--- START ---

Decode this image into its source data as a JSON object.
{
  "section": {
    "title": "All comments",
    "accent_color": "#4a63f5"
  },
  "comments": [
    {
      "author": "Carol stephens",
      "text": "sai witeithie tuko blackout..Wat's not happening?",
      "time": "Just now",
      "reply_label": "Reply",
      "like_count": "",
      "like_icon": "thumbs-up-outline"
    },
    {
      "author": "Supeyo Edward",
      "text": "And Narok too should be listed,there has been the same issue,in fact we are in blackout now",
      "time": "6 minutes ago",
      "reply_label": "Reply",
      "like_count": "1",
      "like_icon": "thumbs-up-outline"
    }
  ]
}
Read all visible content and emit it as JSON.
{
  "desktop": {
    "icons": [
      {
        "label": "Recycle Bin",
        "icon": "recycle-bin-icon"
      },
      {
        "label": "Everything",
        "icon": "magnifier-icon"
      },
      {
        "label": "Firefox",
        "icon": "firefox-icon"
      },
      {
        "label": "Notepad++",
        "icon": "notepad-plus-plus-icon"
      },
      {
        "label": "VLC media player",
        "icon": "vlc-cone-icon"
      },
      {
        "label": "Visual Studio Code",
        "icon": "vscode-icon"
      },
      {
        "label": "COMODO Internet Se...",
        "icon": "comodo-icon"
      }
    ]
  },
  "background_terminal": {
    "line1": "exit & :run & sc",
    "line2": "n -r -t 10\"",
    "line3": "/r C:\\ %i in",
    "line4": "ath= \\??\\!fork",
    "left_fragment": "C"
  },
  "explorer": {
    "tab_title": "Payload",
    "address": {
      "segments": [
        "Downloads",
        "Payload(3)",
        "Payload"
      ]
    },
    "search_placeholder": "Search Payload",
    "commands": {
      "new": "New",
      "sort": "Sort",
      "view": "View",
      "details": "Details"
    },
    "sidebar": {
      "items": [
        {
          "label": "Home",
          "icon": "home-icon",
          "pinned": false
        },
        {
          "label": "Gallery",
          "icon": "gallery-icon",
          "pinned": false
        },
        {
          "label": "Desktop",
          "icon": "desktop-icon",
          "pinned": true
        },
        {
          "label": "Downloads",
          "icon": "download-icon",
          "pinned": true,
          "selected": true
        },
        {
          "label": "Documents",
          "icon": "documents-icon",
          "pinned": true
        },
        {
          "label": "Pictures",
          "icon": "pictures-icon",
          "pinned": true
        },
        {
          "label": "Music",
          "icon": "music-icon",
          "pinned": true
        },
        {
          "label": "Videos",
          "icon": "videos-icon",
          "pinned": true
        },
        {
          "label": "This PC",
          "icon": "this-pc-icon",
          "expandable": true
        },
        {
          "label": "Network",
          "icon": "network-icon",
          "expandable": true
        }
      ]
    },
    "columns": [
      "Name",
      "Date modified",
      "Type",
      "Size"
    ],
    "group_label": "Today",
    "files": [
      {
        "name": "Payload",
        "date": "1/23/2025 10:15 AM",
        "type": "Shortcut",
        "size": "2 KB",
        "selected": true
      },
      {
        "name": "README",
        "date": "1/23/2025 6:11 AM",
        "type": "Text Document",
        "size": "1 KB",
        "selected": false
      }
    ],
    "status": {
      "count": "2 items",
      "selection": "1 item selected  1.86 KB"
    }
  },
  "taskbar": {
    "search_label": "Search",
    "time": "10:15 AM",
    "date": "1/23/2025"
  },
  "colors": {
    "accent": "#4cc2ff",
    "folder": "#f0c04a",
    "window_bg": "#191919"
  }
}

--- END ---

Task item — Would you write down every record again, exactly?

Expected output —
Decode this image into its source data as a JSON object.
{
  "section": {
    "title": "All comments",
    "accent_color": "#4a63f5"
  },
  "comments": [
    {
      "author": "Carol stephens",
      "text": "sai witeithie tuko blackout..Wat's not happening?",
      "time": "Just now",
      "reply_label": "Reply",
      "like_count": "",
      "like_icon": "thumbs-up-outline"
    },
    {
      "author": "Supeyo Edward",
      "text": "And Narok too should be listed,there has been the same issue,in fact we are in blackout now",
      "time": "6 minutes ago",
      "reply_label": "Reply",
      "like_count": "1",
      "like_icon": "thumbs-up-outline"
    }
  ]
}
Read all visible content and emit it as JSON.
{
  "desktop": {
    "icons": [
      {
        "label": "Recycle Bin",
        "icon": "recycle-bin-icon"
      },
      {
        "label": "Everything",
        "icon": "magnifier-icon"
      },
      {
        "label": "Firefox",
        "icon": "firefox-icon"
      },
      {
        "label": "Notepad++",
        "icon": "notepad-plus-plus-icon"
      },
      {
        "label": "VLC media player",
        "icon": "vlc-cone-icon"
      },
      {
        "label": "Visual Studio Code",
        "icon": "vscode-icon"
      },
      {
        "label": "COMODO Internet Se...",
        "icon": "comodo-icon"
      }
    ]
  },
  "background_terminal": {
    "line1": "exit & :run & sc",
    "line2": "n -r -t 10\"",
    "line3": "/r C:\\ %i in",
    "line4": "ath= \\??\\!fork",
    "left_fragment": "C"
  },
  "explorer": {
    "tab_title": "Payload",
    "address": {
      "segments": [
        "Downloads",
        "Payload(3)",
        "Payload"
      ]
    },
    "search_placeholder": "Search Payload",
    "commands": {
      "new": "New",
      "sort": "Sort",
      "view": "View",
      "details": "Details"
    },
    "sidebar": {
      "items": [
        {
          "label": "Home",
          "icon": "home-icon",
          "pinned": false
        },
        {
          "label": "Gallery",
          "icon": "gallery-icon",
          "pinned": false
        },
        {
          "label": "Desktop",
          "icon": "desktop-icon",
          "pinned": true
        },
        {
          "label": "Downloads",
          "icon": "download-icon",
          "pinned": true,
          "selected": true
        },
        {
          "label": "Documents",
          "icon": "documents-icon",
          "pinned": true
        },
        {
          "label": "Pictures",
          "icon": "pictures-icon",
          "pinned": true
        },
        {
          "label": "Music",
          "icon": "music-icon",
          "pinned": true
        },
        {
          "label": "Videos",
          "icon": "videos-icon",
          "pinned": true
        },
        {
          "label": "This PC",
          "icon": "this-pc-icon",
          "expandable": true
        },
        {
          "label": "Network",
          "icon": "network-icon",
          "expandable": true
        }
      ]
    },
    "columns": [
      "Name",
      "Date modified",
      "Type",
      "Size"
    ],
    "group_label": "Today",
    "files": [
      {
        "name": "Payload",
        "date": "1/23/2025 10:15 AM",
        "type": "Shortcut",
        "size": "2 KB",
        "selected": true
      },
      {
        "name": "README",
        "date": "1/23/2025 6:11 AM",
        "type": "Text Document",
        "size": "1 KB",
        "selected": false
      }
    ],
    "status": {
      "count": "2 items",
      "selection": "1 item selected  1.86 KB"
    }
  },
  "taskbar": {
    "search_label": "Search",
    "time": "10:15 AM",
    "date": "1/23/2025"
  },
  "colors": {
    "accent": "#4cc2ff",
    "folder": "#f0c04a",
    "window_bg": "#191919"
  }
}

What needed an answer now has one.